The MGH team also gave donor bone marrow alongside each transplanted kidney. That contributed to the host immune systems temporarily being made up mostly of donor cells. The proportion declined over the days and weeks following the transplant, but the presence of donor immune cells may tip the odds in favor of the transplanted organ early on.

“You're essentially giving the recipient of the kidney the immune system of the donor,” Legorreta said.

The next step for ITBMed is to wrap up the regulatory talks. That could open up a limited piece of the market, but the company expects to run a larger, pivotal trial to secure a broad approval. To bankroll that effort, ITBMed has turned to a syndicate led by Legorreta. 

Siplizumab’s progress in organ transplants is writing a new chapter for a drug that looked to have fallen away more than a decade ago. Working with BioTransplant, MedImmune put siplizumab—then known as MEDI-507—through trials in several indications starting about 20 years ago, generating safety data in more than 400 patients along the way. But the now-AstraZeneca unit’s interest in the asset waned after midphase psoriasis data suggested it would struggle to match the efficacy of drugs such as Enbrel and Humira.   

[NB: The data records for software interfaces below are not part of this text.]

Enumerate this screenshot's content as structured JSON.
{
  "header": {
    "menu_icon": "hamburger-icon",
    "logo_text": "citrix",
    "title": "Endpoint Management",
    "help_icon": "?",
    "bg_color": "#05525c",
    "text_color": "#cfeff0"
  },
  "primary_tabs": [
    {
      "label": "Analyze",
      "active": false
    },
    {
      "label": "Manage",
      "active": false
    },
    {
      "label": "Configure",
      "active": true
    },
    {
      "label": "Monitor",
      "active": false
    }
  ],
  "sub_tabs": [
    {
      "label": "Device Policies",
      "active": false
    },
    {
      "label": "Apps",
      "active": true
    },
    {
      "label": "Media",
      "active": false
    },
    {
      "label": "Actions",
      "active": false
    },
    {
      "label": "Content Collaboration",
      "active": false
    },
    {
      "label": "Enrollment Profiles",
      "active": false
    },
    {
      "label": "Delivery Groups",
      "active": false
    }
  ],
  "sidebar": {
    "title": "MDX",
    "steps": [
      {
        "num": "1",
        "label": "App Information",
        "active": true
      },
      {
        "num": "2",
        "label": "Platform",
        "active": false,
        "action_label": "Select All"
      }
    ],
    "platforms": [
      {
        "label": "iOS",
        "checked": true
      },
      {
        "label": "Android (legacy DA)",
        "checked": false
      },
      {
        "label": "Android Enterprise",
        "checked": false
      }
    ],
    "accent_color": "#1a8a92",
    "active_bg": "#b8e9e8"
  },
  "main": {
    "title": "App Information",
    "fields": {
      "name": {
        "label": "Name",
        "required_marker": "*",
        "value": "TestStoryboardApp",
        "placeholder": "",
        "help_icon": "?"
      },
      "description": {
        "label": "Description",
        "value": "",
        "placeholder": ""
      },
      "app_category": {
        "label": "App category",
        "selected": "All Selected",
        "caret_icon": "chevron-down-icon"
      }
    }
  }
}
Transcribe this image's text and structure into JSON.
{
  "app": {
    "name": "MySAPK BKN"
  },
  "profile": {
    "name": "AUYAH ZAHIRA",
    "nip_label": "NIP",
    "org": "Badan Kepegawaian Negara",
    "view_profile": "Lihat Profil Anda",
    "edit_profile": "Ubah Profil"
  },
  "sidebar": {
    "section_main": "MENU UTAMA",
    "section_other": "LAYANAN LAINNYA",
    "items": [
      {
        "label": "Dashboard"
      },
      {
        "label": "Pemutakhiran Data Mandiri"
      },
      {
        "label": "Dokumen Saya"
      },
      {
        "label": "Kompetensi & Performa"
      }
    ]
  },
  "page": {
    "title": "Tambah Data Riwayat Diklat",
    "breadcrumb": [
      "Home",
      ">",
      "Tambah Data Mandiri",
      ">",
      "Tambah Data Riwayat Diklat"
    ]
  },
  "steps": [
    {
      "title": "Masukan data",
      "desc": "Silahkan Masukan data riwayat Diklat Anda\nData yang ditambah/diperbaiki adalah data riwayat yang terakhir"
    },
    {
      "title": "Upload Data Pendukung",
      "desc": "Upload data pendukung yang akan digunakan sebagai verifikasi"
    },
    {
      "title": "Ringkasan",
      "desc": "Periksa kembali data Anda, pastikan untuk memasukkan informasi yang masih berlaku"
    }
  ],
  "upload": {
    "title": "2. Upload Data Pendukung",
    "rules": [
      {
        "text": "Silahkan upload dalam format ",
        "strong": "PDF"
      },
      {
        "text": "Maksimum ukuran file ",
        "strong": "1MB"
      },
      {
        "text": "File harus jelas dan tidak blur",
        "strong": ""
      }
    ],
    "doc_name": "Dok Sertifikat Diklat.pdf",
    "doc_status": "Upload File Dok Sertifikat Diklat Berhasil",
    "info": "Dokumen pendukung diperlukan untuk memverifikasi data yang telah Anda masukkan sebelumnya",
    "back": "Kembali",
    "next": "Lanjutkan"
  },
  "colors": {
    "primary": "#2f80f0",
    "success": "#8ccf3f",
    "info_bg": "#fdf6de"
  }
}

That closed off development of siplizumab in one indication, but the team at MGH picked up the baton several years later, leading to the data that enabled ITBMed to put together the $67 million round.